Q. I'm sure you get plenty of positive feedback, though, too. Right?
There's a hundred times more positive than negative. I posted a few pictures of the race on my Facebook page and have received some very nice comments. My friend, Rodney, who I have known since elementary school, lost touch with after high school and found again thanks to Facebook, just posted this message, "I've probably said this to you before, but seeing you run these marathons is such an inspiration. I remember you in elementary school as this kid with an inhaler and now look at you go! I'm very proud of you." It brings tears to my eyes. Truly does. I may be a slow runner but people are still proud of me. Whether you're 6 or 36, that feels GREAT! ... [And] on Monday, the day after the Chicago race, one of my co-workers sent me an e-mail congratulating me and asking about the result. I gave him my slow, steady 6:02 time and joked that the winner did it in 2:05. His response was so kind and uplifting. He said, "I am as impressed with the slow and steady finishers as the winners. You ran three times longer than that guy." Yes, I did! I did that. I did that.
Q. Are you interested in getting faster?
I am interested in getting faster, but I'll never run nonstop for an entire race. I think about all that I would miss and it's not worth it to me. The scenery, the people, the culture ... . In my mind, as a slow runner, I get the best of both worlds: I finish the race with a huge amount of pride and I take in the best and most interesting part of the races which are the location and the people. If I ran a four-hour marathon [laughs], then I'd miss that and I just don't want to miss a single thing.
Q. What's the best piece of advice you have for slower runners who want to tackle a marathon but might be afraid to try?
Just go for it! Is it scary and intimidating? Yes! But it's not the scariest or most intimidating thing you'll ever do. I've run eight large races and each one is scary and fun and thrilling and exciting and nerve-wracking and every other emotion you can imagine. But the payoff is so grand and you'll be so proud of yourself when it's all over.
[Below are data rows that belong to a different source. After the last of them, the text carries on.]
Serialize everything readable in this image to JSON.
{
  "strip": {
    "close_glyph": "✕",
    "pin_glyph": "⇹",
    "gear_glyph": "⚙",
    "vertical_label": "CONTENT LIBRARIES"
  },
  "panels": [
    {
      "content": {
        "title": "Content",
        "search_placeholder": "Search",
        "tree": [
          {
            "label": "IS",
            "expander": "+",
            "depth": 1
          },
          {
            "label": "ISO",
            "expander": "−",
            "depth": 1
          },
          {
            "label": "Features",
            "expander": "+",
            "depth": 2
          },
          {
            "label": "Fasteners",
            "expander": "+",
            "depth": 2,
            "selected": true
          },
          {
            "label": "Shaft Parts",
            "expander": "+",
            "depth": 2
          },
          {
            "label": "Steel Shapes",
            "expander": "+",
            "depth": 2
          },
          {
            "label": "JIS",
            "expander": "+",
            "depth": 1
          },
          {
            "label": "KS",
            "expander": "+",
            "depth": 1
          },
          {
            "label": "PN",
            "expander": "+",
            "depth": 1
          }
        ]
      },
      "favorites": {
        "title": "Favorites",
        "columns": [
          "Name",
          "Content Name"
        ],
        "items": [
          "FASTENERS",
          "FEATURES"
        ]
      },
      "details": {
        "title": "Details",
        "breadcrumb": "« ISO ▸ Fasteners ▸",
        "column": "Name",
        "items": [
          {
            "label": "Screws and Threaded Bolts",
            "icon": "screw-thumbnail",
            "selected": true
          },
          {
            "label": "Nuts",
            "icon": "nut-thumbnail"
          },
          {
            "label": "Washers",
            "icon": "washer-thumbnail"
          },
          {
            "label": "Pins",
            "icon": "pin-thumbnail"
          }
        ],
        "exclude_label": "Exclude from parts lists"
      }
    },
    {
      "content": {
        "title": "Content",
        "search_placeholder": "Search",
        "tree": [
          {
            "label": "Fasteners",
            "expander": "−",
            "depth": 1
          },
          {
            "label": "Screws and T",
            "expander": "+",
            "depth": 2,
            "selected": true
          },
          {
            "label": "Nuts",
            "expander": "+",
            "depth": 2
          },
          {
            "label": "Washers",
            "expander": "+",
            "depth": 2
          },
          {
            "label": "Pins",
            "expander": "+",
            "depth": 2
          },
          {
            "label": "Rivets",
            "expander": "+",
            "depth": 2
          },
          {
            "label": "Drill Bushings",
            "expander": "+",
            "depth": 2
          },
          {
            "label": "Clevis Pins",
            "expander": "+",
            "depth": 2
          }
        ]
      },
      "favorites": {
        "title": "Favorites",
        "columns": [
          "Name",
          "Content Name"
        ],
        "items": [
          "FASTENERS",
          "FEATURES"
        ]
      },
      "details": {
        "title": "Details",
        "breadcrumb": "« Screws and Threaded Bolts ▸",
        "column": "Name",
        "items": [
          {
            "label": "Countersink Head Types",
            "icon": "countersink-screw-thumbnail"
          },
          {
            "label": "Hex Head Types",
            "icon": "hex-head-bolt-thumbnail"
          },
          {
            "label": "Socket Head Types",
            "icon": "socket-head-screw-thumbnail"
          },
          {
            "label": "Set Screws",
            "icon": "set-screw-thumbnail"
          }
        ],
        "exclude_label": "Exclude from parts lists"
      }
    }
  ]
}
I decided to go as big as I could ever imagine going and then I know that anything less would be as easy as a training run. Challenge yourself. Surprise yourself. Let others be proud of you and be proud of yourself.